== Record extracts ==

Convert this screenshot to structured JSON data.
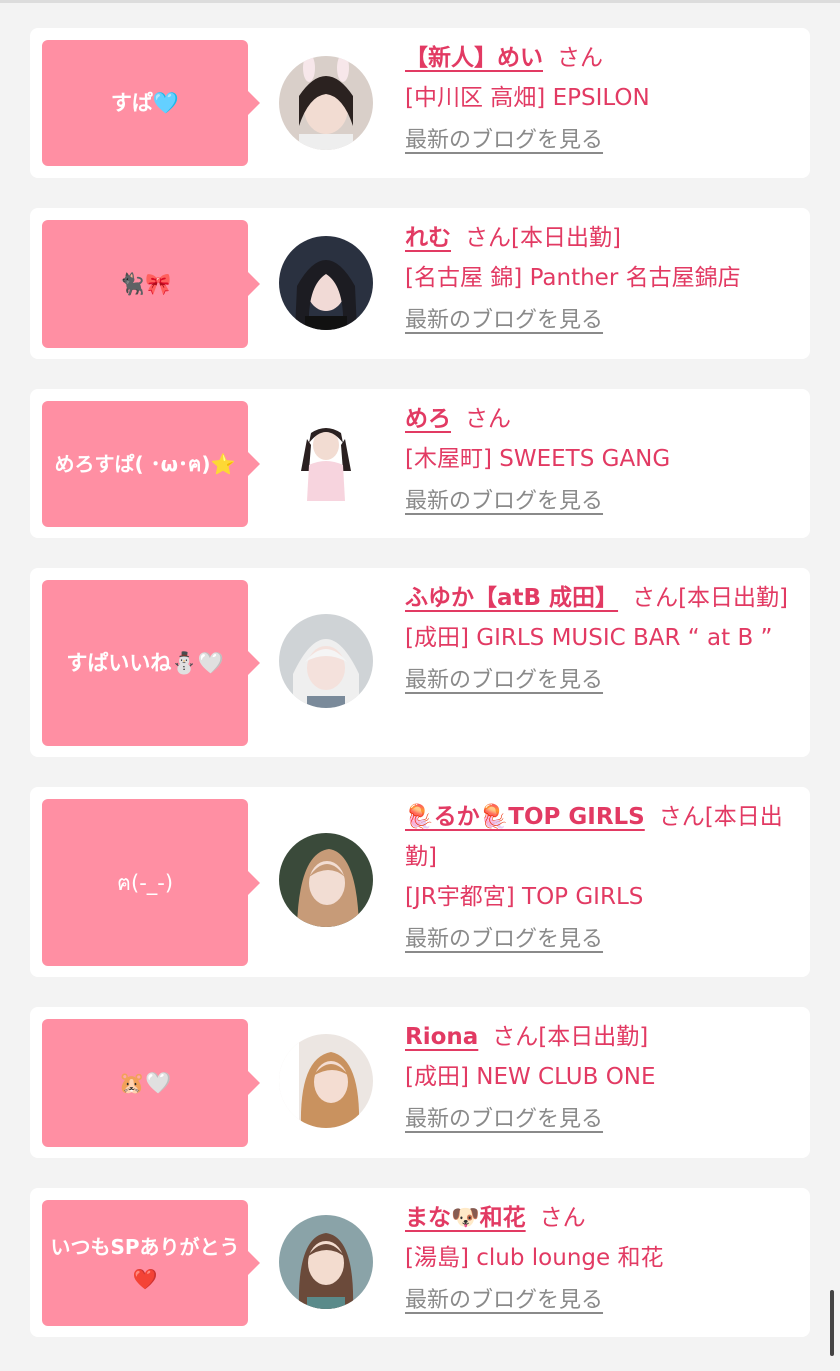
{
  "accent": "#e23a63",
  "bubble_color": "#ff8fa3",
  "blog_link_label": "最新のブログを見る",
  "honorific": "さん",
  "cards": [
    {
      "bubble": "すぱ🩵",
      "name": "【新人】めい",
      "status": "",
      "shop": "[中川区 高畑] EPSILON"
    },
    {
      "bubble": "🐈‍⬛🎀",
      "name": "れむ",
      "status": "[本日出勤]",
      "shop": "[名古屋 錦] Panther 名古屋錦店"
    },
    {
      "bubble": "めろすぱ( ･ω･ฅ)⭐️",
      "name": "めろ",
      "status": "",
      "shop": "[木屋町] SWEETS GANG"
    },
    {
      "bubble": "すぱいいね⛄️🤍",
      "name": "ふゆか【atB 成田】",
      "status": "[本日出勤]",
      "shop": "[成田] GIRLS MUSIC BAR “ at B ”"
    },
    {
      "bubble": "ฅ(-_-)",
      "name": "🪼るか🪼TOP GIRLS",
      "status": "[本日出勤]",
      "shop": "[JR宇都宮] TOP GIRLS"
    },
    {
      "bubble": "🐹🤍",
      "name": "Riona",
      "status": "[本日出勤]",
      "shop": "[成田] NEW CLUB ONE"
    },
    {
      "bubble": "いつもSPありがとう❤️",
      "name": "まな🐶和花",
      "status": "",
      "shop": "[湯島] club lounge 和花"
    }
  ]
}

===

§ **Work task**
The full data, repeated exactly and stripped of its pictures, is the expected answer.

§ **Written solution**
Convert this screenshot to structured JSON data.
{
  "accent": "#e23a63",
  "bubble_color": "#ff8fa3",
  "blog_link_label": "最新のブログを見る",
  "honorific": "さん",
  "cards": [
    {
      "bubble": "すぱ🩵",
      "name": "【新人】めい",
      "status": "",
      "shop": "[中川区 高畑] EPSILON"
    },
    {
      "bubble": "🐈‍⬛🎀",
      "name": "れむ",
      "status": "[本日出勤]",
      "shop": "[名古屋 錦] Panther 名古屋錦店"
    },
    {
      "bubble": "めろすぱ( ･ω･ฅ)⭐️",
      "name": "めろ",
      "status": "",
      "shop": "[木屋町] SWEETS GANG"
    },
    {
      "bubble": "すぱいいね⛄️🤍",
      "name": "ふゆか【atB 成田】",
      "status": "[本日出勤]",
      "shop": "[成田] GIRLS MUSIC BAR “ at B ”"
    },
    {
      "bubble": "ฅ(-_-)",
      "name": "🪼るか🪼TOP GIRLS",
      "status": "[本日出勤]",
      "shop": "[JR宇都宮] TOP GIRLS"
    },
    {
      "bubble": "🐹🤍",
      "name": "Riona",
      "status": "[本日出勤]",
      "shop": "[成田] NEW CLUB ONE"
    },
    {
      "bubble": "いつもSPありがとう❤️",
      "name": "まな🐶和花",
      "status": "",
      "shop": "[湯島] club lounge 和花"
    }
  ]
}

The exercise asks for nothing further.